When my teenager was young, I wanted to share good poetry with her without taking away her choice of bedtime books, so I started, unintentionally, a strange tradition of reading to her from children’s poetry collections while she took her baths. She was a dawdling bather and my only child at the time, so we were not often rushed. Now that she’s buried in assigned high school reading, I share poems with her all too rarely – usually called out from my part of the house to hers. But I like to think that good poetry from bath times long-past never washes completely away. – Stephanie Parsley
For the youngest readers:
Twenty-three poems take readers and listeners many places familiar to babies, from stroller rides to the depths of the kitchen drawer, and touch on common objects and experiences such as noses, sneezes, and blankies. With beautiful illustrations by Tomie dePaola, Little Poems for Tiny Ears will enchant babies, toddlers, and preschoolers, who will see (and hear) themselves on the pages; and adults will not tire of reading the original rhyme aloud.

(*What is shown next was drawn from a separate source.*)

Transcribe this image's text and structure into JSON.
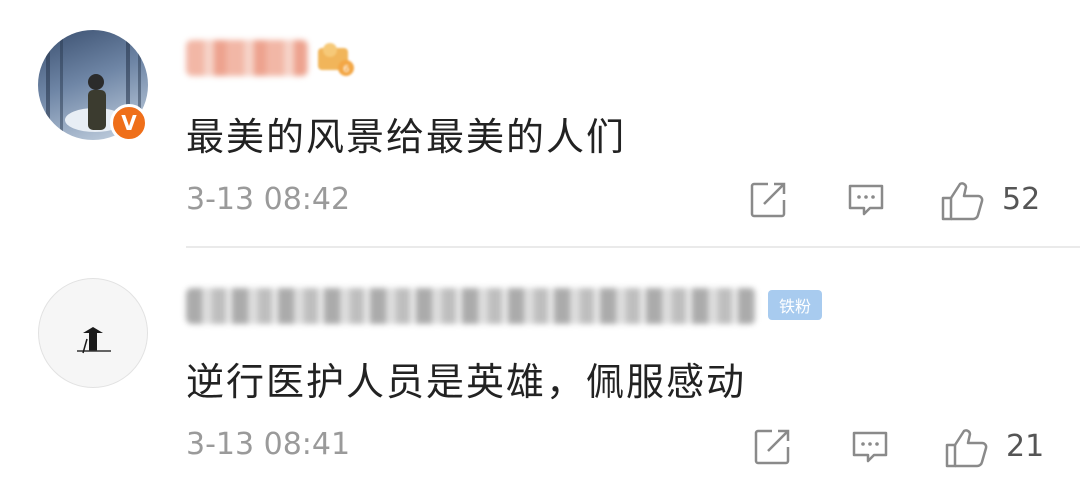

I rattle pans and bang the pots
And make some noise … well … okay … lots.
(From “The Kitchen Drawer”)
Without my blankie,
Me so cranky.
With bold, two-page, woodblock-and-watercolor illustrations by Holly Meade, this collection of 17 short poems about sea creatures offers much to savor. Simple rhyming language makes the collection friendly for young readers, while some of the poems contain verbal surprises and more complex vocabulary that will be appreciated by experienced readers – for example, apparition paired with magician in “The Octopus,” and the metaphor “fair compass in a carapace” (which had me consulting my online dictionary) in “The Sea Turtle.”
This short novel in verse features Gabriella (Gabby), a daydreamer who has just moved to a new neighborhood and school after her parents’ break-up. Simple words such as snowflake spark Gabby’s daydreams and open windows connected to happier times, helping her deal with the difficulties in her life. Will Gabby’s daydreaming get her into trouble with her new teacher and cause her to be the friendless “weird kid” – or will Gabby be discovered as the gifted poet she really is?
and the dreary winter rain
outside my classroom window
turns to liquid thunder,
pounding into a clear pool
and I can’t wait
to dive in.
Stephanie Parsley Ledyard is a writer, certified teacher, and high-school library assistant who lives in Dallas, Texas with her husband, two daughters (ages 16 and 3), cats, and dog. She publishes her own poetry on her blog, Sparsely and has an MFA in writing for children and young adults from Vermont College of Fine Arts.